2008 - July 11 - Senator Chris Dodd, D-CT, chairman of the Senate Banking Committee, says of Freddie Mac and Fannie Mae: "These are viable, strong institutions." Within three weeks both firms collapse.
2008 - September 7 - The U.S. government seizes control of Fannie Mae and Freddie Mac, putting the liability for more than $5 trillion in mortgages on taxpayers. Both companies are placed in government conservatorship.
2008 - Septermber 15 - Lehman Brothers becomes the largest bankruptcy in U. S. history. The global financial services firm is insolvent because it holds large positions in subprime and other lower-rated mortgages.
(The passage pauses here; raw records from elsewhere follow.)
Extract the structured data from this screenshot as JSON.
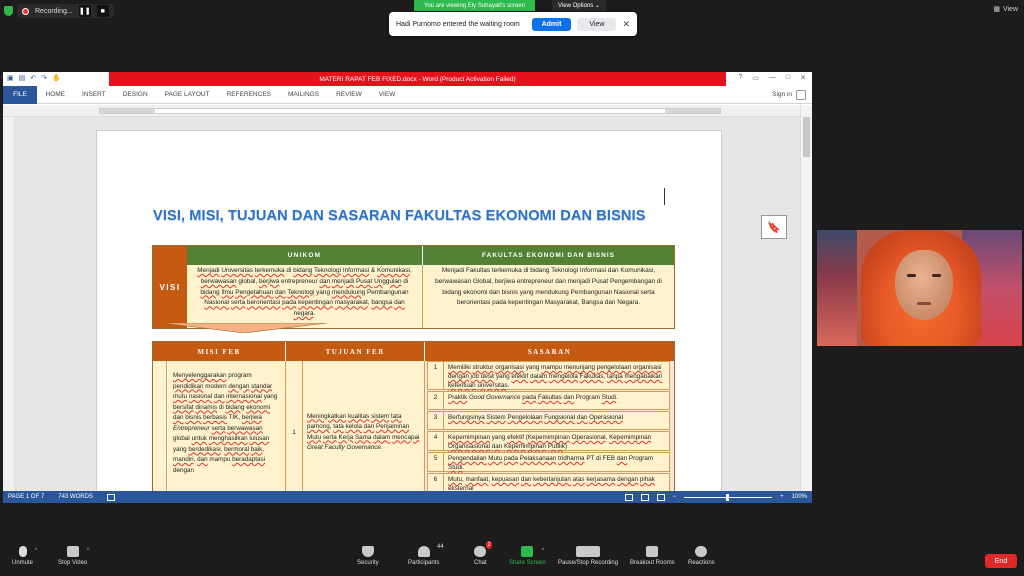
{
  "zoom_top": {
    "recording_label": "Recording...",
    "pause_glyph": "❚❚",
    "stop_glyph": "■",
    "viewing_banner": "You are viewing Ely Suhayati's screen",
    "view_options": "View Options",
    "view_label": "View",
    "waiting": {
      "message": "Hadi Purnomo entered the waiting room",
      "admit_label": "Admit",
      "view_label": "View",
      "close_glyph": "✕"
    }
  },
  "word": {
    "title": "MATERI RAPAT FEB FIXED.docx -  Word (Product Activation Failed)",
    "tabs": [
      "FILE",
      "HOME",
      "INSERT",
      "DESIGN",
      "PAGE LAYOUT",
      "REFERENCES",
      "MAILINGS",
      "REVIEW",
      "VIEW"
    ],
    "sign_in": "Sign in",
    "status": {
      "page": "PAGE 1 OF 7",
      "words": "743 WORDS",
      "zoom": "100%"
    }
  },
  "document": {
    "title": "VISI, MISI, TUJUAN DAN SASARAN FAKULTAS EKONOMI DAN BISNIS",
    "visi_label": "VISI",
    "col_unikom": "UNIKOM",
    "col_feb": "FAKULTAS EKONOMI DAN BISNIS",
    "col_misi": "MISI FEB",
    "col_tujuan": "TUJUAN FEB",
    "col_sasaran": "SASARAN",
    "tujuan_number": "1",
    "sasaran": [
      {
        "n": "1"
      },
      {
        "n": "2"
      },
      {
        "n": "3"
      },
      {
        "n": "4"
      },
      {
        "n": "5"
      },
      {
        "n": "6"
      }
    ]
  },
  "zoom_controls": {
    "unmute": "Unmute",
    "stop_video": "Stop Video",
    "security": "Security",
    "participants": "Participants",
    "participants_count": "44",
    "chat": "Chat",
    "chat_badge": "2",
    "share_screen": "Share Screen",
    "pause_recording": "Pause/Stop Recording",
    "breakout": "Breakout Rooms",
    "reactions": "Reactions",
    "end": "End"
  },
  "colors": {
    "word_blue": "#2b579a",
    "title_red": "#e4131b",
    "zoom_green": "#2dba4e",
    "admit_blue": "#0e72ed",
    "table_orange": "#c55a11",
    "table_green": "#548235",
    "cell_yellow": "#fff2cc",
    "doc_title_blue": "#2e72c8"
  }
}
2008 - September 16 - AIG (American International Group) falls to $1.25 per share â€" a drop of 95 percent from its 52-week high. The insurance giant had tried to insure $57.8 billion in debt securities backed by subprime loans. The Federal Reserve Bank of New York loans $85 billion to AIG and, a few days later, another $37.8 billion.
2008 - October 3 - President Bush signs the Emergency Economic Stabilization Act, which provides $700 billion to purchase troubled assets of failing banks. Within days, the plan changes. The U. S. will purchase stakes (invest) in banks instead.
What to make of these events, studies, people?
Washington's effort to "close the white-minority home ownership gap" might be described as a social engineering project with colossal "cost overruns." It's a project akin â€" in quality of leadership, denial of reality, results for intended beneficiaries, terrible costs on the larger population â€" to our government schooling monopolies' forty-year obsession with closing the white-minority achievement gap.
The subprime mortgage fiasco, in fact, exemplifies an American proclivity, the PC-blinded calamity. The mortgage meltdown with its sudden, powerful effects world-wide no doubt has unique particulars from which much can be learned, but this financial disaster is but one more in a special category of American failures and ought to be studied as such.
Let's hope the genre gets due attention before it's too late.